◆ **WHAT TO DO**
Search the data for the string "taskbar" and gather each line it is in.

◆ **DATASET CONTENT**
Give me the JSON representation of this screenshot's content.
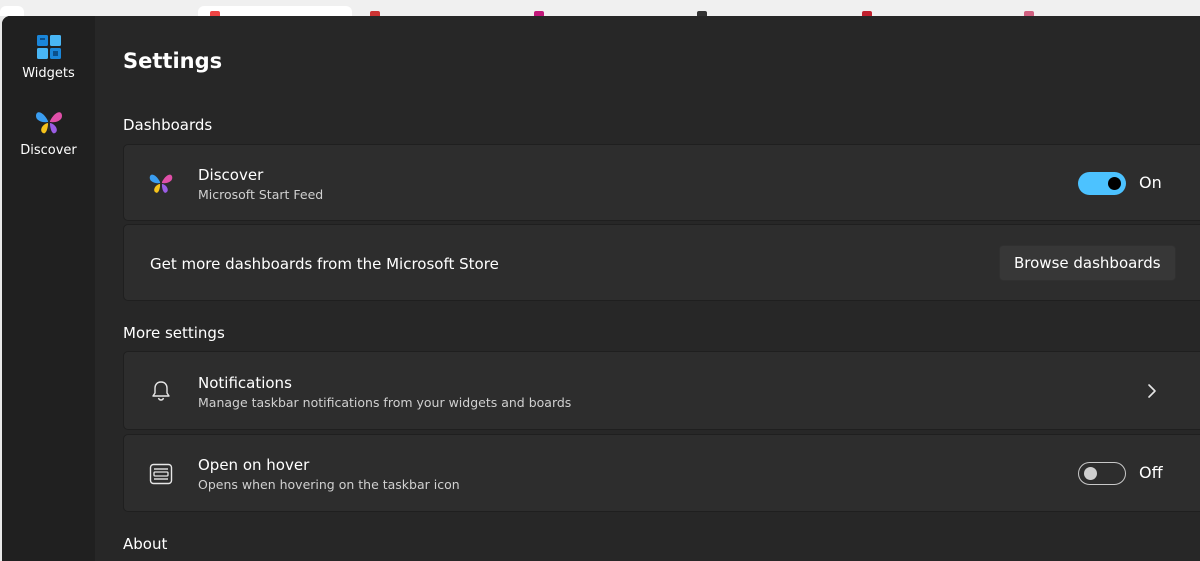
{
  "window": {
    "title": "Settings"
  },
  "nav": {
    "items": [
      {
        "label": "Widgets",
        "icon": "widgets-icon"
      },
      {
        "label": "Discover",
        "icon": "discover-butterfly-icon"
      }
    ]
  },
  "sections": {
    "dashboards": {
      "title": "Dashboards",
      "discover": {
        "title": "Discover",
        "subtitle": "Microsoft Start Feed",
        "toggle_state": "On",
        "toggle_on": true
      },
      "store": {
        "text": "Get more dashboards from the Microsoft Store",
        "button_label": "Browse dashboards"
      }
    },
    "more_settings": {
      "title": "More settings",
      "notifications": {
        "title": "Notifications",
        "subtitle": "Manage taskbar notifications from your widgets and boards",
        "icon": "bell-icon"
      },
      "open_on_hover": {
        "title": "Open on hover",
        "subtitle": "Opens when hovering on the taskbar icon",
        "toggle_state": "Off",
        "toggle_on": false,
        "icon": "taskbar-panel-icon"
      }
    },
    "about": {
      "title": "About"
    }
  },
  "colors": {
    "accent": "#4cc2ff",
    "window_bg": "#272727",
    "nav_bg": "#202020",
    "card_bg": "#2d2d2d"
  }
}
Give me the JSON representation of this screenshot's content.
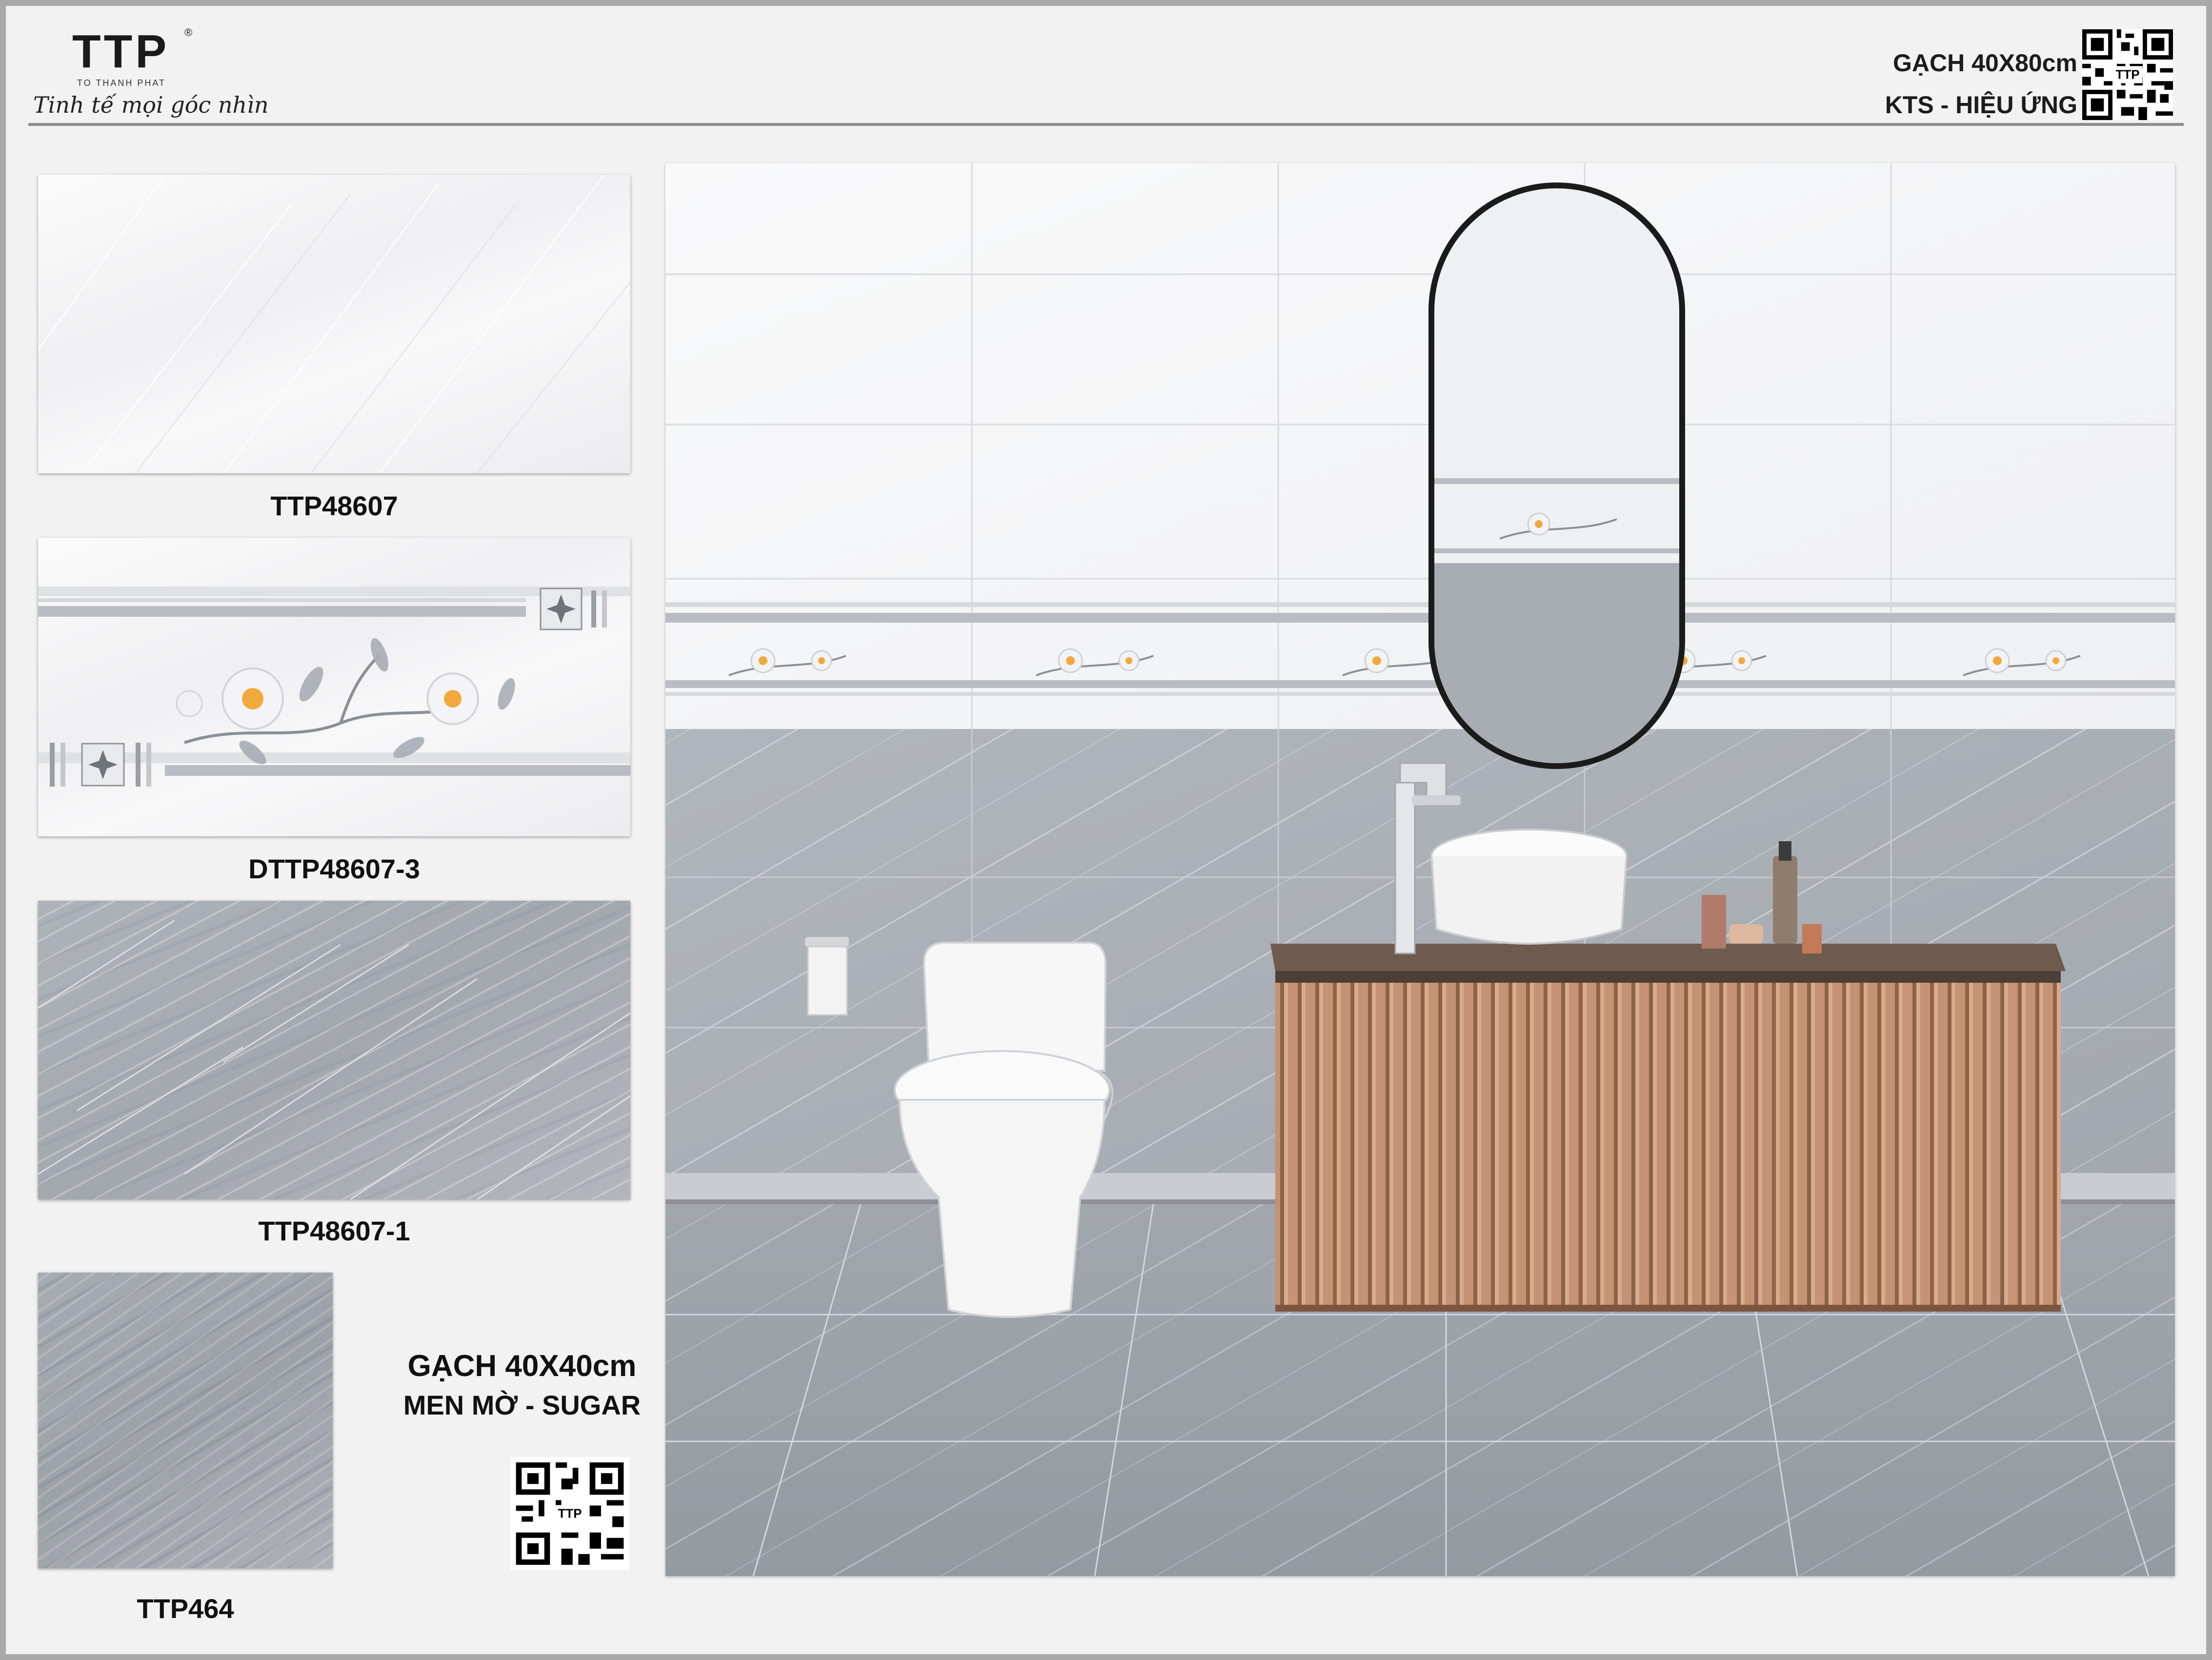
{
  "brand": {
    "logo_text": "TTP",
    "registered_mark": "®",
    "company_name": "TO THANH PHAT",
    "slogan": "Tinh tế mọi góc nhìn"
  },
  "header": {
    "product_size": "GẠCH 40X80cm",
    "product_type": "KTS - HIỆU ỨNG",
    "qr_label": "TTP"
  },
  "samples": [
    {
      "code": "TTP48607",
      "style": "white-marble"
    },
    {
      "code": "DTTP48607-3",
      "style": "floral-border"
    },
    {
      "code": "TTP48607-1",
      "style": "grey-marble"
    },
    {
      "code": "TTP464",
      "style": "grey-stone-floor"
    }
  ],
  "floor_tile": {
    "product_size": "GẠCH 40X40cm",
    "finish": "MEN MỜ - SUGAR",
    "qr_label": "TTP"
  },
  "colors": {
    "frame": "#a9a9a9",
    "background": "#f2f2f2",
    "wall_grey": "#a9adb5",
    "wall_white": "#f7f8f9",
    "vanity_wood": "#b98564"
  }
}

◆ **SOLVED EXERCISE**
        "subtitle": "Manage taskbar notifications from your widgets and boards",
        "subtitle": "Opens when hovering on the taskbar icon",
        "icon": "taskbar-panel-icon"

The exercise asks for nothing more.